The Times article indicates a month long course of antibiotics is effective regardless of stage. There are two sets of guidelines out there that don’t agree on Lyme treatment. The IDSA guidelines, which embodies a few weeks of antibiotics and you are cured, or perhaps you get sent to a psychiatrist or told to go home and live with it. The ILADS guidelines, followed by the community physicians out in the trenches risking their licenses to treat patients—treatment which allows for clinical judgement. Treating these often difficult cases no one else wants is a thankless job which requires anyone tackling it to climb a steep learning curve with peer education involved. Diagnosis and treatment often requires hours of intensive patient history-taking and record keeping, and follow-ups, 15 minute visits are not an option. These doctors never know when the “experts” who dismiss their own patients with “baloney” will find a way to have medical boards go after them or find some way to tarnish their reputations and prevent them from publishing studies showing the progression of disease. Please do not think all in the medical field have the patients’ best interest at heart—not with Lyme disease anyway.

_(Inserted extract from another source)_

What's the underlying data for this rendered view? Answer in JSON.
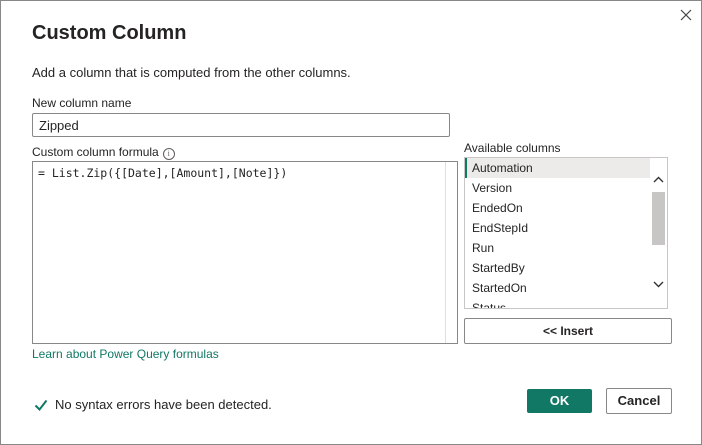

Meanwhile, the epidemic spreads with 50% of the US counties with ticks that transmit Lyme, and that CDC data is already 5+ years old. Not only do deer and small mammals carry those ticks, but also birds, on whose migrating pathways researchers often see the spread of certain ticks and diseases they carry—about ~20 tick-borne diseases and conditions in the US now.
Yes, there are individuals who have been caught early and treated and recovered. Since there is no test for cure that I am aware of, the jury is out on the term “cure” in my opinion. I am happy that the child in the article has recovered.
I am sad, angry and repulsed that the Times would use this type of sensationalism to denigrate those with chronic Lyme and spread a dangerous message that Lyme is not serious and that it being chronic “could be nothing further from the truth.” It is that unproven dogma spread by the “experts” that has allowed millions world-wide to become sick and disabled, and some to die an agonizing death. The Times passed up an opportunity to provide a balanced scientific article on the chronic versus non-chronic debate by interviewing some of the researchers cited above for their perspective but chose the baloney instead.
Pamela Weintraub is a science journalist and winner of the American Medical Writers Association book award for Cure Unknown: Inside the Lyme Epidemic. Psychology and health editor at Aeon and former senior editor of Discover Magazine.